In contrast, if you have CTO, this means your arteries are 100 percent blocked. There is no clear passageway for the doctor to pass devices through the artery to open the blockage. The area of the heart that is supplied by the blocked vessel is usually kept alive by new blood vessels that grow from other areas (collateral arteries). These collaterals, however, are often not sufficient to prevent you from having chest discomfort or shortness of breath when exerting yourself.
Because of these features, opening a CTO requires a combination of specialized devices and techniques, including:
Inserting tubes (catheters) into both the blocked artery and additional arteries supplying the collateral arteries. This usually requires entering two arteries in either your wrist or your groin.
Using stiffer wires to poke through your 100 percent blockage — particularly if the blockage is short.
Navigating around a longer blockage by tracking the catheter along inside the exterior vessel wall and then going back into the vessel.
Going backwards through your unblocked collateral-supplying vessel to open the blocked artery from the back side, known as a retrograde procedure.
These procedures usually take two to four hours and require patients to be monitored during an overnight stay in the hospital.
In specialized centers like ours, the overall success rate is between 80 and 90 percent, but it is realistic to expect that some cases are more challenging than others.
Your procedure will be performed by two interventional cardiologists, nurses and a technologist specially trained for this type of procedure. You will be awake for most of the procedure.
Typically, one catheter is placed in your wrist and another in your groin, although for more complex blockages, both catheters may be inserted in the groins. After the procedure, the catheters will be removed. Usually, patients stay one night in the hospital so that your progress can be monitored.
Safety is our number one priority. If during the procedure we see evidence that the risk may outweigh the possible benefits, we may stop to discuss this with you, your family and your heart doctor. Despite our best efforts, complications can occur.
CTO PCI and routine PCI have similar complications, although they are more common in CTO PCI. These may include:

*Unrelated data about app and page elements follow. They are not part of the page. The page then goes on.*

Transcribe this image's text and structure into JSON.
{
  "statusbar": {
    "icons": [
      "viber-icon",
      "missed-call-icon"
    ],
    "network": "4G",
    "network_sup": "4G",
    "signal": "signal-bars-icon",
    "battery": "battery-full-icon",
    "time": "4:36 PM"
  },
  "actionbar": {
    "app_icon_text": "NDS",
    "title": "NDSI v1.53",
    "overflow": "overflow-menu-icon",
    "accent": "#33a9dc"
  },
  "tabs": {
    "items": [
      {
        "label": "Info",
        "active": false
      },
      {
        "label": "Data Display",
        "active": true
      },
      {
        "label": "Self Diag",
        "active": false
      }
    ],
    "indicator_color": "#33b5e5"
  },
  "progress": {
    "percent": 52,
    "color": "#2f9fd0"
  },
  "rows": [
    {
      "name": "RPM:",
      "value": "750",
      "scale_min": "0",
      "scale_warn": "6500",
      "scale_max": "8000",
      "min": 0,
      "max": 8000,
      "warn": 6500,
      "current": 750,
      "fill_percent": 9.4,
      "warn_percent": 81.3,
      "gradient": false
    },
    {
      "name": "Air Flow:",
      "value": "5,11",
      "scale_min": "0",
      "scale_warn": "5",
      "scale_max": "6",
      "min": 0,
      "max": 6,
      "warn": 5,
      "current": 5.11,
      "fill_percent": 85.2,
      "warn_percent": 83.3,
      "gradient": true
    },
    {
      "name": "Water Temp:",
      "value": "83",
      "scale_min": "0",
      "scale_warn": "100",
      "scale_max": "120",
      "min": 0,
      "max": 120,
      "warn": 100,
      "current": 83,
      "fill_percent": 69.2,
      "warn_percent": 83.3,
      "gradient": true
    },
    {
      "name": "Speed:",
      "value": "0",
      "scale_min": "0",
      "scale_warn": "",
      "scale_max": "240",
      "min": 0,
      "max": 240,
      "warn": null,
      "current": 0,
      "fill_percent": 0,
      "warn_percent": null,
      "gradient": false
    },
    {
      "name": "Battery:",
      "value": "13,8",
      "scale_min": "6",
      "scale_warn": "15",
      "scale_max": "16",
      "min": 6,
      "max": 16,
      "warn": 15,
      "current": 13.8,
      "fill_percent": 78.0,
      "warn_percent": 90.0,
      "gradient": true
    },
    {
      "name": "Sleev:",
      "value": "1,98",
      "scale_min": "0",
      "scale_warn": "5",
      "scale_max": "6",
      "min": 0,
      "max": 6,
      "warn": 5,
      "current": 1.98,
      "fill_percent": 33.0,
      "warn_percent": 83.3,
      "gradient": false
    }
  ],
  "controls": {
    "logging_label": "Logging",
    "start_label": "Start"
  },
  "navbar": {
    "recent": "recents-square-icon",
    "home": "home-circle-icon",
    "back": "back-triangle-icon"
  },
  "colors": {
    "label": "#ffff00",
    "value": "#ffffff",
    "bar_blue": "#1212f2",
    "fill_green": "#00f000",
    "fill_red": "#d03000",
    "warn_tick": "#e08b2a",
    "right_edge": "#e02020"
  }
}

bleeding at the access site (arm or groin)
kidney damage (usually temporary)
allergy to contrast dye or medications
damage to the arteries or the heart itself
For this reason, our team makes a careful examination of the specific risks of the procedure and potential benefits for each patient. We will pursue the best course of action based on shared decision-making by the patient and the CTO PCI team.
Some 10 to 15 percent of patients may require a second session to fully open their blockages. This usually happens six to eight weeks after the first procedure.
After successful CTO PCI, most patients’ angina and quality of life improve. Studies performed by Dr. Yeh and colleagues using data from a nationwide data registry showed that patients who underwent successful CTO PCI were likely to report improvement in their chest pain and shortness of breath one year after the procedure.